The first scientific excavations at Adulis were undertaken by a German expedition in 1906, under the supervision of R. Sundström. Sundström worked in the northern sector of the site, exposing a large structure, which he dubbed the "palace of Adulis", as well as recovering Axumite coinage. The expedition's results were published in four volumes in 1913. R. Paribeni excavated in Adulis the following year, discovering many structures similar to what Sundström had found earlier, as well as a number of ordinary dwellings. Wine amphorae imported from the area of modern Aqaba where found here. These types now called Ayla-Axum Amphoras have since been found at other sites in Eritrea including on Black Assarca Island.
Over 50 years passed until the next series of excavations, when in 1961 and 1962 the Ethiopian Institute of Archeology sponsored an expedition led by Francis Anfray. This excavation not only recovered materials showing a strong affinities with the late Axumite kingdom, but a destruction layer. This in turn prompted Kobishchanov to later argue that Adulis had been destroyed by an Arab raid in the mid-7th century, a view that has since been rejected.
A pair of fragments of glass vessels were found in the lowest layers at Adulis, which are similar to specimens from the 18th Dynasty of Egypt. One very specialised imported vessel discovered at the site was a Menas flask. It was stamped with a design showing the Egyptian St. Menas between two kneeling camels. Such vessels are supposed to have held water from a spring near the saint's tomb in Egypt (Paribeni 1907: 538, fig. 54), and this particular one may have been brought to Adulis by a pilgrim.
- Peter Thonemann, "Gates of Horn", p. 9
- Leclant, Jean (1993). Sesto Congresso internazionale di egittologia: atti, Volume 2. International Association of Egyptologists. p. 402. Retrieved 15 September 2014.
- "Eritrea wants artefacts back". 2005-10-02. Retrieved 2007-02-05.
- G W Bowersock. The Throne of Adulis: Red Sea wars on the eve of Islam. Oxford: University Press. 2013. ISBN 978 0 19 973932 5 (reviewed by Peter Thonemann in "Gates of Horn", Times Literary Supplement, 6 December 2013, pp. 9–10)

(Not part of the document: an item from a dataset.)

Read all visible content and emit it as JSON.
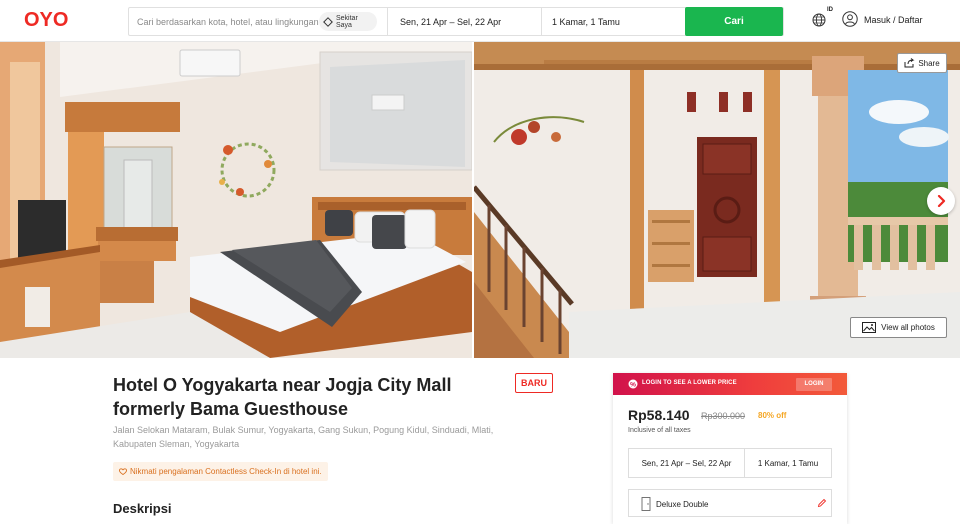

- Stuart Munro-Hay. Aksum: An African Civilization of Late Antiquity. Edinburgh: University Press. 1991. ISBN 0-7486-0106-6
- Yuri M. Kobishchanov. Axum (Joseph W. Michels, editor; Lorraine T. Kapitanoff, translator). University Park, Pennsylvania: University of Pennsylvania, 1979. ISBN 0-271-00531-9